--- Data supplied Enclosed Below ---

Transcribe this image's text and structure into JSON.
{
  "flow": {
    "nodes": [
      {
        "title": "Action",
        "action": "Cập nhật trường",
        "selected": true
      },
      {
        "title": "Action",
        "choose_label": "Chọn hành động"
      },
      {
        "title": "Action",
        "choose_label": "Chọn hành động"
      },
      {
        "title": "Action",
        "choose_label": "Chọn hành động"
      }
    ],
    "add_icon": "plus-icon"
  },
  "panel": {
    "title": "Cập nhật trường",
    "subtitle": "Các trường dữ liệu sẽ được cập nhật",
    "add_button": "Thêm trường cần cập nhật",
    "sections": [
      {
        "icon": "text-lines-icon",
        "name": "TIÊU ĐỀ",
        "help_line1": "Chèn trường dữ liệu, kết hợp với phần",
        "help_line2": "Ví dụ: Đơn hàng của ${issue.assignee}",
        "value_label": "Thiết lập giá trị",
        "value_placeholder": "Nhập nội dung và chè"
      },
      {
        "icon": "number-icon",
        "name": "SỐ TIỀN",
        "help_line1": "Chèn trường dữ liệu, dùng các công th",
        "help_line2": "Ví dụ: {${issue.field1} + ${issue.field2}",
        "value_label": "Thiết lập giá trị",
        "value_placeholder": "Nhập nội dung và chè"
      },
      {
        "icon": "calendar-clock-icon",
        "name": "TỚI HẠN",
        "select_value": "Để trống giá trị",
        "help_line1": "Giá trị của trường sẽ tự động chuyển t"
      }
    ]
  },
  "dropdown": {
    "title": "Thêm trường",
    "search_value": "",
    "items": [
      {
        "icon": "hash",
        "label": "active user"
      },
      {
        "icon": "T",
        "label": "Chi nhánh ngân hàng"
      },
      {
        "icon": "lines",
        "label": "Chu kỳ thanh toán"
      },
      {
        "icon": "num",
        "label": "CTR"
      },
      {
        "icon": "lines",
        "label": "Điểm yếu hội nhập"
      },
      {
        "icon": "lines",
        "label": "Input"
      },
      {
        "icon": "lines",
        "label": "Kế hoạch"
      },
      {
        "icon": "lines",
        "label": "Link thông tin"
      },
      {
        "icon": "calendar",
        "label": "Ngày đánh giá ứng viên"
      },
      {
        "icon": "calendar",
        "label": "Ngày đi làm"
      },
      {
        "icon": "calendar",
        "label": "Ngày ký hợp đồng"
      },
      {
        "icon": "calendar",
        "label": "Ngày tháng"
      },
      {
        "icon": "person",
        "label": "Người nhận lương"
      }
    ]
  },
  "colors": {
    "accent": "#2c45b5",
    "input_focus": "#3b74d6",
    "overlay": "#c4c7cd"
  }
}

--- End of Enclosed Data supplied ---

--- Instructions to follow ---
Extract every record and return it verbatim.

--- Answer to this problem ---
Transcribe this image's text and structure into JSON.
{
  "flow": {
    "nodes": [
      {
        "title": "Action",
        "action": "Cập nhật trường",
        "selected": true
      },
      {
        "title": "Action",
        "choose_label": "Chọn hành động"
      },
      {
        "title": "Action",
        "choose_label": "Chọn hành động"
      },
      {
        "title": "Action",
        "choose_label": "Chọn hành động"
      }
    ],
    "add_icon": "plus-icon"
  },
  "panel": {
    "title": "Cập nhật trường",
    "subtitle": "Các trường dữ liệu sẽ được cập nhật",
    "add_button": "Thêm trường cần cập nhật",
    "sections": [
      {
        "icon": "text-lines-icon",
        "name": "TIÊU ĐỀ",
        "help_line1": "Chèn trường dữ liệu, kết hợp với phần",
        "help_line2": "Ví dụ: Đơn hàng của ${issue.assignee}",
        "value_label": "Thiết lập giá trị",
        "value_placeholder": "Nhập nội dung và chè"
      },
      {
        "icon": "number-icon",
        "name": "SỐ TIỀN",
        "help_line1": "Chèn trường dữ liệu, dùng các công th",
        "help_line2": "Ví dụ: {${issue.field1} + ${issue.field2}",
        "value_label": "Thiết lập giá trị",
        "value_placeholder": "Nhập nội dung và chè"
      },
      {
        "icon": "calendar-clock-icon",
        "name": "TỚI HẠN",
        "select_value": "Để trống giá trị",
        "help_line1": "Giá trị của trường sẽ tự động chuyển t"
      }
    ]
  },
  "dropdown": {
    "title": "Thêm trường",
    "search_value": "",
    "items": [
      {
        "icon": "hash",
        "label": "active user"
      },
      {
        "icon": "T",
        "label": "Chi nhánh ngân hàng"
      },
      {
        "icon": "lines",
        "label": "Chu kỳ thanh toán"
      },
      {
        "icon": "num",
        "label": "CTR"
      },
      {
        "icon": "lines",
        "label": "Điểm yếu hội nhập"
      },
      {
        "icon": "lines",
        "label": "Input"
      },
      {
        "icon": "lines",
        "label": "Kế hoạch"
      },
      {
        "icon": "lines",
        "label": "Link thông tin"
      },
      {
        "icon": "calendar",
        "label": "Ngày đánh giá ứng viên"
      },
      {
        "icon": "calendar",
        "label": "Ngày đi làm"
      },
      {
        "icon": "calendar",
        "label": "Ngày ký hợp đồng"
      },
      {
        "icon": "calendar",
        "label": "Ngày tháng"
      },
      {
        "icon": "person",
        "label": "Người nhận lương"
      }
    ]
  },
  "colors": {
    "accent": "#2c45b5",
    "input_focus": "#3b74d6",
    "overlay": "#c4c7cd"
  }
}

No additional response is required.